In 2008 Congress enacted a law giving students USERRA – like protections when their educational programs are interrupted by voluntary or involuntary service. Congress codified that provision in title 20 of the United States Code, section 1091c (20 U.S.C. 1091c). The United States Department of Education is charged with enforcing this provision, and the Deptartment promulgated regulations which can be found in Title 5 of the Code of Federal Regulations, at section 668.18 (5 C.F.R. 668.18).
Guidelines for Consideration for Reinstatement to the Department of PA Studies
Because of constant changes in curriculum presentation, re-admission, if desired, must be negotiated with the Program Director for the Department of PA Studies. Requests for reinstatement must be made in writing. The student must show that the problem leading to the withdrawal has been resolved such that success in this program will follow if the student is reinstated. Reinstatement is also dependent on the availability of a clinical training site.
Sexual Harassment, Sexual Discrimination, and Other Unlawful Conduct
The below are excerpts taken from Board of Governors “Policy 32: Sexual Harassment, Sexual Discrimination, and other Unlawful Conduct.” West Liberty University is committed to promoting the goals of fairness and equity in all aspects of the educational enterprise. This policy applies with equal force to employees, students, vendors, contractors, and any other outsiders who may interact with West Liberty University or its students or employees.
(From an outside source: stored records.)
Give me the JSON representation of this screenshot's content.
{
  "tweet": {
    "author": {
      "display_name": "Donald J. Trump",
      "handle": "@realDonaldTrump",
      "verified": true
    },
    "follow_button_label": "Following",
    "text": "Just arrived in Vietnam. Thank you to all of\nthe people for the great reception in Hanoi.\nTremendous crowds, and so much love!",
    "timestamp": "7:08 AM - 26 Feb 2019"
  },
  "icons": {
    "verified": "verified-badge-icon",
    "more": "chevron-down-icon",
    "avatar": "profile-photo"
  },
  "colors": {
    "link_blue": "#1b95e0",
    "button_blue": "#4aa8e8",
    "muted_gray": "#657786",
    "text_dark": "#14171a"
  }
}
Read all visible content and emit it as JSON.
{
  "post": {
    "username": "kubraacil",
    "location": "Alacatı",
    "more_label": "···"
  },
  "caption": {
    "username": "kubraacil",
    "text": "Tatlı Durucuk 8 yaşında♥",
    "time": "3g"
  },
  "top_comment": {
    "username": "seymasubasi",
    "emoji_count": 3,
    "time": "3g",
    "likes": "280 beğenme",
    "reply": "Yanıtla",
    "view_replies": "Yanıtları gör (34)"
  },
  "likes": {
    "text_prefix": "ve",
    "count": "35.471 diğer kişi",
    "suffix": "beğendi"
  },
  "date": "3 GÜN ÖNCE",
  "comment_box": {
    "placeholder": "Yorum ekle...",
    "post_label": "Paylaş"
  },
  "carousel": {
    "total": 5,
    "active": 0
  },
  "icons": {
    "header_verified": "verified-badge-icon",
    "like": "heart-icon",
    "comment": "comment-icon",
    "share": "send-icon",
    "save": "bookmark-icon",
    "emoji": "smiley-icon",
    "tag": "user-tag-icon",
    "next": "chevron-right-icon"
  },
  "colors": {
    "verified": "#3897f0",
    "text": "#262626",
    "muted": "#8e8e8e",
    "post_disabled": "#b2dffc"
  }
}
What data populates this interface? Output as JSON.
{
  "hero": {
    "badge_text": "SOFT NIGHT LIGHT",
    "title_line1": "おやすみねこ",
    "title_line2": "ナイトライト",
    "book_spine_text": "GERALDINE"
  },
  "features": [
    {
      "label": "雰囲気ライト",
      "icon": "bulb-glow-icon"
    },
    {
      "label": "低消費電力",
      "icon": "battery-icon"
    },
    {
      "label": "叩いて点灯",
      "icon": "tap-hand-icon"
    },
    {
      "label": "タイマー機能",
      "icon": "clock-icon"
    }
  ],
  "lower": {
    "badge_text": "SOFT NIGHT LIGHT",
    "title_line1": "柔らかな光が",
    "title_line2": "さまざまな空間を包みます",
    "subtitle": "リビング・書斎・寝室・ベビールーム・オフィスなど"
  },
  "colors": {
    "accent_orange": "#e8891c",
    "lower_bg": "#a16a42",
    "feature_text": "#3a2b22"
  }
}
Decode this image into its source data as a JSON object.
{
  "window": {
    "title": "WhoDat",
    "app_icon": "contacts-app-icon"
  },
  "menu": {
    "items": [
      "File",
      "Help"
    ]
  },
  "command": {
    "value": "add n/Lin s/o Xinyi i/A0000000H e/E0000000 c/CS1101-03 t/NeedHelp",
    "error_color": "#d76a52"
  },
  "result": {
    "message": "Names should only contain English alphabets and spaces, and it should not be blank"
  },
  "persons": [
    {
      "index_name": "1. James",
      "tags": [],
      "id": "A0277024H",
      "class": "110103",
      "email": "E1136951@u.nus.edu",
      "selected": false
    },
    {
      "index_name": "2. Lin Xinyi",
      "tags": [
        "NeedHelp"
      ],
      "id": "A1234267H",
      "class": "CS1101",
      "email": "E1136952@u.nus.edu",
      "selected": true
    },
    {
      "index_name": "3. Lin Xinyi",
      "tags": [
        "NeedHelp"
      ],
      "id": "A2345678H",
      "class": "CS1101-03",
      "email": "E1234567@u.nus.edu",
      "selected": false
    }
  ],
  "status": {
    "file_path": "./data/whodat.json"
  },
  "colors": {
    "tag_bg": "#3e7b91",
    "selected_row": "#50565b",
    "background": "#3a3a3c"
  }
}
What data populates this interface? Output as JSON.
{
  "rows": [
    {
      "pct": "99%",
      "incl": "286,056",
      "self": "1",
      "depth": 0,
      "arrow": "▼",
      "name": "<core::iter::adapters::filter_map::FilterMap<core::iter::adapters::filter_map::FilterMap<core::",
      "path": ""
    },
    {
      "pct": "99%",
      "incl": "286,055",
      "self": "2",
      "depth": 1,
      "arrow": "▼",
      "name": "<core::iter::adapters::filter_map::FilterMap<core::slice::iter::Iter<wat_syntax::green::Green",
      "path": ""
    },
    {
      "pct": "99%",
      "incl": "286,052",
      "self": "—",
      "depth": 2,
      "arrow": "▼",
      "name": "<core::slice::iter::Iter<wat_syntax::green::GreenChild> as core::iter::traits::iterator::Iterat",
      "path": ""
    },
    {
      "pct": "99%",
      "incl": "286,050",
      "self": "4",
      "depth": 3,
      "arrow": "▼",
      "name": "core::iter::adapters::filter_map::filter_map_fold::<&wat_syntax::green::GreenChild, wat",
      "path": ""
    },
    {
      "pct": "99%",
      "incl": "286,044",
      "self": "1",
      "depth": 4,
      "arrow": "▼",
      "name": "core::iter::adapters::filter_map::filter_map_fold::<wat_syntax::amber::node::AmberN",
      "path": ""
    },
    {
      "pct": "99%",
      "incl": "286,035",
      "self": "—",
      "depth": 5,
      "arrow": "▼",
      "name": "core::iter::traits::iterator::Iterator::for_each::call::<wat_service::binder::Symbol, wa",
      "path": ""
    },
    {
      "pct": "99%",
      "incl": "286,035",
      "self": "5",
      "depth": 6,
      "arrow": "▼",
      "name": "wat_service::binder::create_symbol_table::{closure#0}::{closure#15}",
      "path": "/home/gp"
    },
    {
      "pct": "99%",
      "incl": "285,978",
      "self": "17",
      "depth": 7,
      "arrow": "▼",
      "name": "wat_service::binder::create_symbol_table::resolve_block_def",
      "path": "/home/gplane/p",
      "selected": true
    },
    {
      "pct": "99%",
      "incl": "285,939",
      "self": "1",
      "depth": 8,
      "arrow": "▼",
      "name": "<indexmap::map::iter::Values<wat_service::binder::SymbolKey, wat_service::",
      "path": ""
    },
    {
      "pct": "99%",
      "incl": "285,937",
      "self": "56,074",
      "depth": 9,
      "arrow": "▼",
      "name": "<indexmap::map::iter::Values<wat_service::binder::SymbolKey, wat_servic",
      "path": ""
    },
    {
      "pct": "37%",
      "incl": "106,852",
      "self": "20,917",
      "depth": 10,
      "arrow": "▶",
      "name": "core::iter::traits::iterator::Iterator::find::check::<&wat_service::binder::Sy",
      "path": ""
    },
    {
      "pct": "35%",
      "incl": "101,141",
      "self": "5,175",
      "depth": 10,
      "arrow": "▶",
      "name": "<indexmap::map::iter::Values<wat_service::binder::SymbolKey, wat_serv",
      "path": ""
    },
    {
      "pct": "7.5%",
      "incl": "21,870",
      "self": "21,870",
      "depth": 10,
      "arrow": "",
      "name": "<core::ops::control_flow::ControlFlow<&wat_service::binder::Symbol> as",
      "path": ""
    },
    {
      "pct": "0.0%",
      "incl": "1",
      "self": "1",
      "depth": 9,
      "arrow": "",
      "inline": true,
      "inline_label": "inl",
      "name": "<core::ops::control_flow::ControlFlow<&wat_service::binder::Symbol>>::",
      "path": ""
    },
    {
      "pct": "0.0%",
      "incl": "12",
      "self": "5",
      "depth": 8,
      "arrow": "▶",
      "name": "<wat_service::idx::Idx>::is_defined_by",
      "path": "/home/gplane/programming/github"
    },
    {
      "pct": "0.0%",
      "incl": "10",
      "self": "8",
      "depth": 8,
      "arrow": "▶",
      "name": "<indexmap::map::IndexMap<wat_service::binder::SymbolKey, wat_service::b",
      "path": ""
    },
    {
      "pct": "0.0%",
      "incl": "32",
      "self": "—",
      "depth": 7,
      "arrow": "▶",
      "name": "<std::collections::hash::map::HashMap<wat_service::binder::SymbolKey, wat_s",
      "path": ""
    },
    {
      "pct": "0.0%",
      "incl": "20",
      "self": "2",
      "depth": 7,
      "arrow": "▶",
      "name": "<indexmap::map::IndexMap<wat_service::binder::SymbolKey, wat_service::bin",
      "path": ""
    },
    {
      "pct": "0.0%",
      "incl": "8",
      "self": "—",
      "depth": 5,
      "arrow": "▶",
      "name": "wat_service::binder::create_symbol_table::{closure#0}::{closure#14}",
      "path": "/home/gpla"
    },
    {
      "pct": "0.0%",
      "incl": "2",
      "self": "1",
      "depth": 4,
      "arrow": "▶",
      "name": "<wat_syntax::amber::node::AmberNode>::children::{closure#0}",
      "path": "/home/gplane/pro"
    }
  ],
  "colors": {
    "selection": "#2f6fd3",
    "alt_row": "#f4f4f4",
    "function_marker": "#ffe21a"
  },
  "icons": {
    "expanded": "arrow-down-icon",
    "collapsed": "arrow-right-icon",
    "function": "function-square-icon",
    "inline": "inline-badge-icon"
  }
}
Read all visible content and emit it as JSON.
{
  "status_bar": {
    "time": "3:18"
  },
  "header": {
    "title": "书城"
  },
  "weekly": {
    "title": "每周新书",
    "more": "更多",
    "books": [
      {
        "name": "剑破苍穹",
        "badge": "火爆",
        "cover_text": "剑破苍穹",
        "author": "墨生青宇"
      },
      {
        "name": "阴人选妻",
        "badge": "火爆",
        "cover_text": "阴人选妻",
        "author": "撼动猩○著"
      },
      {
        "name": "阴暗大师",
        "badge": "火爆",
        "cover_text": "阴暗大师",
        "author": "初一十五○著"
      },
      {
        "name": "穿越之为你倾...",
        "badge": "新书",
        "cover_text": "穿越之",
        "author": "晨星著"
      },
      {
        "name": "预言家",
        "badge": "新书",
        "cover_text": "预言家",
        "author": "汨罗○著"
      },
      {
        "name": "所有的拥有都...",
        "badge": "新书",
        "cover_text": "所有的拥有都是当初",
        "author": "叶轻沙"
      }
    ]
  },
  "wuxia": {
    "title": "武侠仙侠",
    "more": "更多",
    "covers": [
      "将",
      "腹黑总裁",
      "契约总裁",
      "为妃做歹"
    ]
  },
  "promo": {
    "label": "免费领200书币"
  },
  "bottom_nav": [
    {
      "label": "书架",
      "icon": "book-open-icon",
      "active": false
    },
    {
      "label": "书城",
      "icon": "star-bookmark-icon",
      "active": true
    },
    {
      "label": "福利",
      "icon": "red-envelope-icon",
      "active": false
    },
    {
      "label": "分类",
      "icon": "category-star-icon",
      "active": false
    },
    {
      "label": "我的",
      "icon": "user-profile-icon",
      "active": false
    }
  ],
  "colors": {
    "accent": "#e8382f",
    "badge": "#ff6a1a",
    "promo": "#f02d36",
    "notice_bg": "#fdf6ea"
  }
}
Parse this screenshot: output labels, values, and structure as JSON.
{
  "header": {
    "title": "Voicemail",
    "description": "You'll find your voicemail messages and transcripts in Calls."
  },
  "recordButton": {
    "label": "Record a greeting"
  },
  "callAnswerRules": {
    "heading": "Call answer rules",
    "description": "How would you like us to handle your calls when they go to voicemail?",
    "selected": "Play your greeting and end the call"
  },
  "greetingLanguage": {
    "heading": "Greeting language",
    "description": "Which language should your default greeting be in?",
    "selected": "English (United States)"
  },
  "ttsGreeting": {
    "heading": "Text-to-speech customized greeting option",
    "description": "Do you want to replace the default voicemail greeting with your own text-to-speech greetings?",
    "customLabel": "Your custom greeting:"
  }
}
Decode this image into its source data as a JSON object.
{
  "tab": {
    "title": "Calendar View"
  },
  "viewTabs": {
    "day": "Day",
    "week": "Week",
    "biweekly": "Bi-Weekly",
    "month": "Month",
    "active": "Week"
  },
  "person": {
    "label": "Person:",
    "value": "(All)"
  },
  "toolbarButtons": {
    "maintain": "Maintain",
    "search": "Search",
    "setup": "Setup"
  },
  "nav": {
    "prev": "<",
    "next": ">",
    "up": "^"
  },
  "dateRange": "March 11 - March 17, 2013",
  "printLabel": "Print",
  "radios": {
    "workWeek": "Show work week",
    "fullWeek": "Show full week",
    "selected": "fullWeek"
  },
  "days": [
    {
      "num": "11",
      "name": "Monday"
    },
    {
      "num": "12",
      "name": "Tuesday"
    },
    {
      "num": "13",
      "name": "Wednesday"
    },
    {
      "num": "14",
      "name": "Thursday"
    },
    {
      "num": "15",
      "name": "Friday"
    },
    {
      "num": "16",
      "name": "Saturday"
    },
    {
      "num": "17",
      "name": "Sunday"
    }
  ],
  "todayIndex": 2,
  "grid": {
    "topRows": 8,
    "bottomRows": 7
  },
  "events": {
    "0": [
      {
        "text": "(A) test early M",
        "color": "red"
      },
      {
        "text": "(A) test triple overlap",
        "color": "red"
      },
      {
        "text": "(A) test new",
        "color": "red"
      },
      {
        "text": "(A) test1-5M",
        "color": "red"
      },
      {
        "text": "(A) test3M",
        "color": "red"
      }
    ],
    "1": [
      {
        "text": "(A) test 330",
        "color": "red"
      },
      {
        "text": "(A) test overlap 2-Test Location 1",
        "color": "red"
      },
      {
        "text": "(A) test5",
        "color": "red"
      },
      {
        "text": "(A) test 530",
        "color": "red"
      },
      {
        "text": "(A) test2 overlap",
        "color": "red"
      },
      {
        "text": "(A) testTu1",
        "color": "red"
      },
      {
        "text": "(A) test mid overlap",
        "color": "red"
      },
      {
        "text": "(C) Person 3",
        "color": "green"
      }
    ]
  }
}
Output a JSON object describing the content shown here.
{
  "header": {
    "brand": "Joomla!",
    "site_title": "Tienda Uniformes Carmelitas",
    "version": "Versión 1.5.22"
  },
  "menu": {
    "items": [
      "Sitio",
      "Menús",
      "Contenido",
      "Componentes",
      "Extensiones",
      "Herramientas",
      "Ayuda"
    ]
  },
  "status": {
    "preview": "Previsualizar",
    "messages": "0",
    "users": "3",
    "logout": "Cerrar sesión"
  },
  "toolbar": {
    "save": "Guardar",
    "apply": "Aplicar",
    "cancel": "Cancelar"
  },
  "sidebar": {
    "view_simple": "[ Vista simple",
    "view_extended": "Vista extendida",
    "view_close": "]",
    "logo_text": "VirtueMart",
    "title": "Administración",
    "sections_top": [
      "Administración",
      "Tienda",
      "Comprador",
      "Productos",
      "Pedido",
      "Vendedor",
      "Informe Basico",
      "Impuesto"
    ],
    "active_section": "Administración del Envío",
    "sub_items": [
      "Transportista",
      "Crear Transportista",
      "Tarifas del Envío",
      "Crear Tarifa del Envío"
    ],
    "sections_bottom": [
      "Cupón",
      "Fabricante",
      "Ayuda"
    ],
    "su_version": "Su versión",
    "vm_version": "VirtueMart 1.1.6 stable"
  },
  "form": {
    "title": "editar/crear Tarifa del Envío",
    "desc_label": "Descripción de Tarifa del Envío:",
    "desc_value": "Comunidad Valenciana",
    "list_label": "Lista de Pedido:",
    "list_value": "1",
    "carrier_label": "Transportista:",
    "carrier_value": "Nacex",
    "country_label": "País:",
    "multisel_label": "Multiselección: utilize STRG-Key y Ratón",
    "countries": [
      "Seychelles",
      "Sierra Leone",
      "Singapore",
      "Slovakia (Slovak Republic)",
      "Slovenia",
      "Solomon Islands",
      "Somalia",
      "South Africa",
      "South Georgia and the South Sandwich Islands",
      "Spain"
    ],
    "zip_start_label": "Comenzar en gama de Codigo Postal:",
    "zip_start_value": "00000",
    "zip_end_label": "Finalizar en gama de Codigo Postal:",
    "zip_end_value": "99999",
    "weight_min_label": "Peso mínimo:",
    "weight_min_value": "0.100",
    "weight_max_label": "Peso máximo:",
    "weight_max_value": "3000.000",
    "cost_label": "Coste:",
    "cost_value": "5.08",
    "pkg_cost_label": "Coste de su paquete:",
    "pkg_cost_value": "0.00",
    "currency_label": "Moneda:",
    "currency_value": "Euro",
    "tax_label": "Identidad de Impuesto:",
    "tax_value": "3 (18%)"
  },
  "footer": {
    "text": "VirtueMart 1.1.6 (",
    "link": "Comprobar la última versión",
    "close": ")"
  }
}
This policy applies to behaviors that take place on campus and West Liberty-sponsored events and may also apply off-campus and to actions online when the Title IX Coordinator determines that the off-campus conduct affects a substantial West Liberty University interest.
Inquiries about this policy may be made internally to either the Title IX coordinator, in person, via telephone or via e-mail at email@example.com; or Human Resources, via e-mail at firstname.lastname@example.org. Contact information for these individuals is located on the West Liberty University website, at https://westliberty.edu.
Policy Regarding Tuition Refund
A student who withdraws from the program by following the proper procedure will be issued a refund of tuition and fees upon receipt of a withdrawal slip signed by the Registrar. A student who officially withdraws from a portion of their courses during the refund period must request a refund from the Business office. A student who is required to withdraw for disciplinary reasons shall not be entitled to any refund. Refunds are calculated from the first day of classes. Lab and course fees are not refundable. Students who officially withdraw shall receive a refund of regular fees in accordance with the following schedule:
|During the first and second weeks||90% Refund|
|During the third and fourth weeks||75% Refund|
|During the fifth and sixth weeks||50% Refund|
|Beginning with the seventh week||No Refund|